At the September meeting we learned that our fourth, and what was to be our final, meeting in October would be open to the public. The focus of that meeting last night was to be on “marketing” ideas to improve public perceptions of Pittsburgh Public Schools. A few Task Force members and folks from the audience contributed ideas, and also shared a number of pressing concerns in response to Dr. Porter’s question, “What can be better about our schools?” [For more details, see Post-Gazette, 10-21-14]
I reminded the Task Force of the following marketing-related recommendation from the Mayor’s Transition Team subcommittee on PPS partnerships (which I also served on last December):
“Mayor as an Advocate for Positive School Press: The mayor holds regular meetings and publicity events at our schools. The mayor regularly highlights positive events occurring at the schools as a part of these media events. This will increase media attention on positive events occurring at our schools. It will make the positive relationship between the city and schools apparent.”
I then presented ten additional suggestions – gathered from the community in conversations with parents, students, teachers, and others – about how the Mayor and City Council could partner with Pittsburgh Public Schools to serve as media and public relations advocates for public education:
- What if this is the “year of the public school” in Pittsburgh? Hold every press conference at a different public school throughout the city.
- Use the schools for public meetings and include students.
- Feature PPS students whenever possible (such as inviting students to help pick the art for his new office – which was brilliant!) More student bands at city events, students leading the pledge of allegiance, students reading their work. Use PPS students as “the face of Pittsburgh.”
- Create a website featuring PPS stories and graduates. Or include these in existing web sites.
- Highlight PPS graduates whenever and wherever possible: Hall of Fame, emphasize in mayoral and City Council proclamations, emphasize to the press.
- Designate each week a certain school’s week. With 50 PPS schools, every week of the year could celebrate a different school: “Pittsburgh Manchester week,” then “Pittsburgh Lincoln week,” etc. Or double up, and feature two schools each week for 25 weeks during the school year. Concentrate news stories on those schools and use it as a way to engage families and communities in the process.
- Engage students, families and communities in creating the list of “What works in my school” or “What’s great about my school.” Otherwise it’s not authentic and rings hollow. Kids can spot what’s phony.
- Sponsor a student media or video contest to have kids tell their stories about #PPSWhatWorks, #PPSrocks.

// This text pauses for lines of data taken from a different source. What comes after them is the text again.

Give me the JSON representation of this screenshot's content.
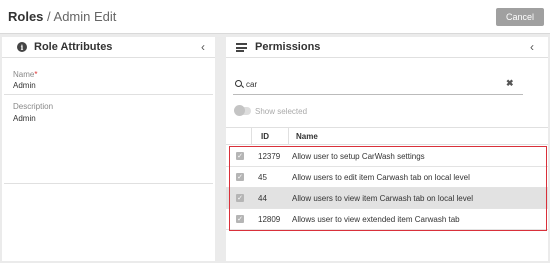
{
  "header": {
    "title_main": "Roles",
    "title_sep": " / ",
    "title_sub": "Admin Edit",
    "cancel_label": "Cancel"
  },
  "left_panel": {
    "title": "Role Attributes",
    "info_icon": "i",
    "collapse_icon": "‹",
    "fields": {
      "name_label": "Name",
      "name_required": "*",
      "name_value": "Admin",
      "description_label": "Description",
      "description_value": "Admin"
    }
  },
  "right_panel": {
    "title": "Permissions",
    "collapse_icon": "‹",
    "search": {
      "value": "car",
      "clear_icon": "✖"
    },
    "toggle_label": "Show selected",
    "table": {
      "headers": {
        "id": "ID",
        "name": "Name"
      },
      "rows": [
        {
          "checked": "✓",
          "id": "12379",
          "name": "Allow user to setup CarWash settings",
          "selected": false
        },
        {
          "checked": "✓",
          "id": "45",
          "name": "Allow users to edit item Carwash tab on local level",
          "selected": false
        },
        {
          "checked": "✓",
          "id": "44",
          "name": "Allow users to view item Carwash tab on local level",
          "selected": true
        },
        {
          "checked": "✓",
          "id": "12809",
          "name": "Allows user to view extended item Carwash tab",
          "selected": false
        }
      ]
    }
  },
  "colors": {
    "highlight_border": "#d9303a",
    "selected_row": "#e2e2e2",
    "cancel_button": "#a0a0a0"
  }
}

- Acknowledge that we want these success stories in every PPS school; not an attempt to whitewash or paper over problems. Stories of “What is Great” are both real and aspirational.
- Encourage billboard and other media donations for an ad campaign featuring students and parents explaining why #WeChosePPS
We learned that our final meeting will be with Mayor Peduto himself, and then the Task Force will submit its concluding report by December. If you have anything to add, please let me know and I will bring it to the table! I consider these small windows through which we can make our voices heard. Process issues can frustrate our attempts, or even slam those windows shut, but our determination and commitment to education justice for all students is strong stuff. And I am still encouraged that our new mayor truly wants to hear from the community. So let’s hear your ideas!